#### Your objective:
Copy each line below that includes "this".

#### Provided material:
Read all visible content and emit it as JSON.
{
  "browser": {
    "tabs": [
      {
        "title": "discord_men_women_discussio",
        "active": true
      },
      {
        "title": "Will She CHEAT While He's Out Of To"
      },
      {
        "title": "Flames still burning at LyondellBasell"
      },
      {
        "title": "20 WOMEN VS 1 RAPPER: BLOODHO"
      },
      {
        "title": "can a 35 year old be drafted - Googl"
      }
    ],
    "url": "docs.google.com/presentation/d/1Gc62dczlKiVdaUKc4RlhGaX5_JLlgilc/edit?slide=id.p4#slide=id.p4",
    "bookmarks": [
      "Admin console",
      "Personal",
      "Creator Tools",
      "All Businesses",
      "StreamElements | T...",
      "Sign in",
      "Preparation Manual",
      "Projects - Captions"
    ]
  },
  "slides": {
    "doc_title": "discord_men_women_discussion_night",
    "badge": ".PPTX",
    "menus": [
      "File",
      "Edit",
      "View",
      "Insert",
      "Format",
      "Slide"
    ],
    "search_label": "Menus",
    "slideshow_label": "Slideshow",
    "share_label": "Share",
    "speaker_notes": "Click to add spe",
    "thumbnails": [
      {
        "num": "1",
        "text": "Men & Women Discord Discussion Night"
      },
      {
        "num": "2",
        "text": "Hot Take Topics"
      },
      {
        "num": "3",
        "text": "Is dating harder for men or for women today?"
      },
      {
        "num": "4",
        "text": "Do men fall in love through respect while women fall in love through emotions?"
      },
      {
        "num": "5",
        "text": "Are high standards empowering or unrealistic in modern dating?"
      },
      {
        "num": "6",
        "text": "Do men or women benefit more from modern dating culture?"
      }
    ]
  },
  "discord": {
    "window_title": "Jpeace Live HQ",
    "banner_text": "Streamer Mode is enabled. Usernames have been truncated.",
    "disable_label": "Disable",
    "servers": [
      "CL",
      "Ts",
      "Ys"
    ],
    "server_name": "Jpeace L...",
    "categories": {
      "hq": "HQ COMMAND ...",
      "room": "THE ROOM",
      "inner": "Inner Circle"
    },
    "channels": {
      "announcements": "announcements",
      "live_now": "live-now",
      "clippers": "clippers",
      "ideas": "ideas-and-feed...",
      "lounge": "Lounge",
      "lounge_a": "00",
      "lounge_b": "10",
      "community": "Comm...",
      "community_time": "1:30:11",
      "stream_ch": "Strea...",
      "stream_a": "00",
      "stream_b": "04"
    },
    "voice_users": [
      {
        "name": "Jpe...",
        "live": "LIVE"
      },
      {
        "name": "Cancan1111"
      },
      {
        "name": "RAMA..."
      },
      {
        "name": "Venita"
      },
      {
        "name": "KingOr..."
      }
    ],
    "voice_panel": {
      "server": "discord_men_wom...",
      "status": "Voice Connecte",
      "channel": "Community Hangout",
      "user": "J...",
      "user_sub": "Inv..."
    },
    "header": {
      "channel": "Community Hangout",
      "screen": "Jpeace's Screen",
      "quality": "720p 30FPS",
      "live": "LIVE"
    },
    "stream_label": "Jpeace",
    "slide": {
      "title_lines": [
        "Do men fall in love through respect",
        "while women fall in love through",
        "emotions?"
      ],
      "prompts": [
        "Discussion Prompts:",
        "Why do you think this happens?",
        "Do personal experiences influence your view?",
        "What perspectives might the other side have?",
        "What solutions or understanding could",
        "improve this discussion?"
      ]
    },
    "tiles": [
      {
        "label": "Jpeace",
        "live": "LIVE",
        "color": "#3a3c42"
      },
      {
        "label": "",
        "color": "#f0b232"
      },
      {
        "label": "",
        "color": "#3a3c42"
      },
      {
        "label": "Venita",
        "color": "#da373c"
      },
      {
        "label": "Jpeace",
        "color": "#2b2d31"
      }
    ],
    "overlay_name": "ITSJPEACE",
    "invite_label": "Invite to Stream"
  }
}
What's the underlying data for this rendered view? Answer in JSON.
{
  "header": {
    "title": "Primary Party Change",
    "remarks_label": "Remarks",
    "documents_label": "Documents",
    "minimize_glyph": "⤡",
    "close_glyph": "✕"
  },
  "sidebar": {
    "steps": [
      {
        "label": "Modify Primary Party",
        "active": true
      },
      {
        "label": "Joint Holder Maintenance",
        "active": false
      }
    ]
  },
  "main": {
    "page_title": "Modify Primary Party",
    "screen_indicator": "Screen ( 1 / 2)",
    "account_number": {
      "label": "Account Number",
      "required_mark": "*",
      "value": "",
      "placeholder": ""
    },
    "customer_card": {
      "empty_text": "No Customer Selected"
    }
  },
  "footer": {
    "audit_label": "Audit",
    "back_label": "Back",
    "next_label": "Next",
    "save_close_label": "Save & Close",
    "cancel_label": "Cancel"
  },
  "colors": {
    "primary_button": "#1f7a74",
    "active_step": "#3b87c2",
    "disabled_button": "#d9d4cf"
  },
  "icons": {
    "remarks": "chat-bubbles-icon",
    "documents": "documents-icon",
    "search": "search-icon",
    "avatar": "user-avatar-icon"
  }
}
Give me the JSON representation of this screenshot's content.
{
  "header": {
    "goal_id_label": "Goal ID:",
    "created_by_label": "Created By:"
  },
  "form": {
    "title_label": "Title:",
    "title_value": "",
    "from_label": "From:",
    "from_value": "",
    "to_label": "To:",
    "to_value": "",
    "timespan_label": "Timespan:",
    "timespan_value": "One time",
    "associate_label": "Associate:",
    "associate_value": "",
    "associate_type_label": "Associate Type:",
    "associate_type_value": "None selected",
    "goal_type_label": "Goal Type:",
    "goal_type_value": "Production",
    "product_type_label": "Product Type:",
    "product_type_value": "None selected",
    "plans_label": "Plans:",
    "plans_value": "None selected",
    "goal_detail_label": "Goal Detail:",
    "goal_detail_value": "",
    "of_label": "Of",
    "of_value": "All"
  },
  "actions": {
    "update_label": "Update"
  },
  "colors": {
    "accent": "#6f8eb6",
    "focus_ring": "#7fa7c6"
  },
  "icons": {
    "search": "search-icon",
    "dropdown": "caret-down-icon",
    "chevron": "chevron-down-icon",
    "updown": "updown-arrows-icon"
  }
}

#### Exercise solution:
        "Why do you think this happens?",
        "improve this discussion?"
What's the underlying data for this rendered view? Answer in JSON.
Give me the JSON representation of this screenshot's content.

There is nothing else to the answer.